Tuning in may involve a simple, powerful provocation to ‘hook’ engagement – but then the emphasis needs to be on exploring the known. Simplistic strategies such as “KWL” charts (which focus on ‘knowing’ rather than thinking – see http://justwonderingblog.com/2013/06/08/moving-on-from-the-kwl-chart-student-questions-and-inquiry/) are often much less useful than giving students a range of options for sharing their early thinking with us – drawings, models, symbols, images, conversations, mind maps all allow the student to express something about what they bring to this journey of inquiry. What they bring may be full of uncertainty, stereotypes and misconceptions – but sharing these in a climate of trust and safety allows for the possibility of change and for new experiences to help us ‘unlearn’ as needed.
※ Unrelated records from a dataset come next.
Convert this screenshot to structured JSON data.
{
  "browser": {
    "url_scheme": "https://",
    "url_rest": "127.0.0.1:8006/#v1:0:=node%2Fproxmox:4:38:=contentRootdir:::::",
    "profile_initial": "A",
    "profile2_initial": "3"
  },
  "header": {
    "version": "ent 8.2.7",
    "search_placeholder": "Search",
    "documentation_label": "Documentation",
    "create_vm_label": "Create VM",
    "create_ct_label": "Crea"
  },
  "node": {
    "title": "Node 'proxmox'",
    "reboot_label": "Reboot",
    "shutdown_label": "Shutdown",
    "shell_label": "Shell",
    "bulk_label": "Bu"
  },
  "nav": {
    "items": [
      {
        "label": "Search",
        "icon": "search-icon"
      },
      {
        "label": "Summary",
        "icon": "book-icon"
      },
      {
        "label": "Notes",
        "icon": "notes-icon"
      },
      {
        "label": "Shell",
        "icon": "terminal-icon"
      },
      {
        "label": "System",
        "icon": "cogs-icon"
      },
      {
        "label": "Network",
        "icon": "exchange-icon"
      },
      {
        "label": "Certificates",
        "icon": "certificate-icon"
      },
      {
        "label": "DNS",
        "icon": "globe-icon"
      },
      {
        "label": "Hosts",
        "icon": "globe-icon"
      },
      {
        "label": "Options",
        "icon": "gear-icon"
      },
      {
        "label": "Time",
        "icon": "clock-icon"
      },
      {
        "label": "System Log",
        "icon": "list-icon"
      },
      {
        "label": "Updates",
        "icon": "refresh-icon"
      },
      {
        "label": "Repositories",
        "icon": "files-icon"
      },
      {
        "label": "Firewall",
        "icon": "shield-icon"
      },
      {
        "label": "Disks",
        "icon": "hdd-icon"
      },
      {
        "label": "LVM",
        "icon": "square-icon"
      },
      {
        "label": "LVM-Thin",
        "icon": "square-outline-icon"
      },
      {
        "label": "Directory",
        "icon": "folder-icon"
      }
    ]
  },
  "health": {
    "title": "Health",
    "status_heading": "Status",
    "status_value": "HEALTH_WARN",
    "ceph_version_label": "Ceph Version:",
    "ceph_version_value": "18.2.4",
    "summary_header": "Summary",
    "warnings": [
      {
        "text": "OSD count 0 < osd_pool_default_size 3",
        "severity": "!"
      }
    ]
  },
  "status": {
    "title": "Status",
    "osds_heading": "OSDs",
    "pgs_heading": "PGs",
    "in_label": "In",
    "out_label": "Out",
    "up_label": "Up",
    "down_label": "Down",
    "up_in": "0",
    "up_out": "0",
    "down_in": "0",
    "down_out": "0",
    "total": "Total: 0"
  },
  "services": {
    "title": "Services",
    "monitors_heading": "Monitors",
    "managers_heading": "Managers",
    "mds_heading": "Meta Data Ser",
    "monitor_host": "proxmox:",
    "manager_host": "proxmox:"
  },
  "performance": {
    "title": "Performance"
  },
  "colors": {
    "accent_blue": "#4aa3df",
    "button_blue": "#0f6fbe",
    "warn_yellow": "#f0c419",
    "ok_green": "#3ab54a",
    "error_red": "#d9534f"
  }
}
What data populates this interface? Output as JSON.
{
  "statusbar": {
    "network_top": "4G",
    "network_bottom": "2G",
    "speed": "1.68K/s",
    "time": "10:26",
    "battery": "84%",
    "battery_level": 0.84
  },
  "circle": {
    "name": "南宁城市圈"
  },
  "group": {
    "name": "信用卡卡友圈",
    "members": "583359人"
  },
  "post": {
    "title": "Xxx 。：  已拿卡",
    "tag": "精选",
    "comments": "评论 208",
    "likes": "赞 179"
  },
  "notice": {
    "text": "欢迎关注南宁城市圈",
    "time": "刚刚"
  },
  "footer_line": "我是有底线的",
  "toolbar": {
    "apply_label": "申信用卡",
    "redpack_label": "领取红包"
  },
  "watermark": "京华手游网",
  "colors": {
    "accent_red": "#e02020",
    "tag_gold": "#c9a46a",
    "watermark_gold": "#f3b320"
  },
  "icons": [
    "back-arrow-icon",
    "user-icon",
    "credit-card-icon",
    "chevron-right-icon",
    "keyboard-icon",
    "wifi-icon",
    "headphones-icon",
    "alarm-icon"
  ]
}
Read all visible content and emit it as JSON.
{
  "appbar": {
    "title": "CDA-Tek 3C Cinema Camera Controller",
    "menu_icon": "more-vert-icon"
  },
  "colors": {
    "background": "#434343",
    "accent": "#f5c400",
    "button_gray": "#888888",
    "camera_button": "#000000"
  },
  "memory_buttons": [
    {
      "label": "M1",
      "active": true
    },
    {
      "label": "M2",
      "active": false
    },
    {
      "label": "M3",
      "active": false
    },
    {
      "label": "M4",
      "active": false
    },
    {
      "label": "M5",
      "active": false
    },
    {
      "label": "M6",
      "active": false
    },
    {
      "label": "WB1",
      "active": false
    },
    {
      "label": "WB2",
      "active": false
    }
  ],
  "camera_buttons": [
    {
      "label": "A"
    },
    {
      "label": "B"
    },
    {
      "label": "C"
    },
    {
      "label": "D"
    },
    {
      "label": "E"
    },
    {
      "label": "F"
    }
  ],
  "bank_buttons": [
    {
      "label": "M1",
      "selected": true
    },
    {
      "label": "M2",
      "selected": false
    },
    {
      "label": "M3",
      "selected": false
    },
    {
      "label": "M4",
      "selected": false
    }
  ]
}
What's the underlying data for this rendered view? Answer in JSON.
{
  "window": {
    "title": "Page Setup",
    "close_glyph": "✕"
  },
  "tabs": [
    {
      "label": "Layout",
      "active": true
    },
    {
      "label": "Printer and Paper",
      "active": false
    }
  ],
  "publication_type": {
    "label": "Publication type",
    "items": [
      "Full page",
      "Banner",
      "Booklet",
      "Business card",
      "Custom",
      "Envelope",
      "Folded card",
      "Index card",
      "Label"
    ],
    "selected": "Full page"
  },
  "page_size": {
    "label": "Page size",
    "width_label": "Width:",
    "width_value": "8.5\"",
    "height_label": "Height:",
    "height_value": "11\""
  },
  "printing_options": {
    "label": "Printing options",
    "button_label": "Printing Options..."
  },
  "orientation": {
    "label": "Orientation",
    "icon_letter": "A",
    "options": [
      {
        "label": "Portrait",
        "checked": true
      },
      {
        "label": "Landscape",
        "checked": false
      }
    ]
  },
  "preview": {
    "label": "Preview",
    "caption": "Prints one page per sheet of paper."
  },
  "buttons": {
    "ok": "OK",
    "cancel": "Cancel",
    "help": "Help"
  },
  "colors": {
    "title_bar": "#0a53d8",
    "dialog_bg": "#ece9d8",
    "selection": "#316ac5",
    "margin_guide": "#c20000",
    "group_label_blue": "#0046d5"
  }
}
When tuning in – the teacher is an active inquirer: inquiring into students’ current ways of seeing. The artifacts of student learning provide important reference points for assessment of growth. How powerful it is for the learner to revisit their old thinking and see it differently and how deeply satisfying it is to be conscious of one’s own growth! How liberating to be prepared to unlearn – and learn anew. So as you plan journeys of inquiry with and for your students, ask yourself:
- How might students share their current thinking about this?
- How will we tune in to that thinking?
- What are the students’ revealing to us?
- What implications does this have on what we should be doing next?
- How might we help students review and reflect on this as they move through the inquiry?
- How is OUR thinking changing?
- What are we ‘unlearning’ and learning?
Do you take time to really tune in to your students?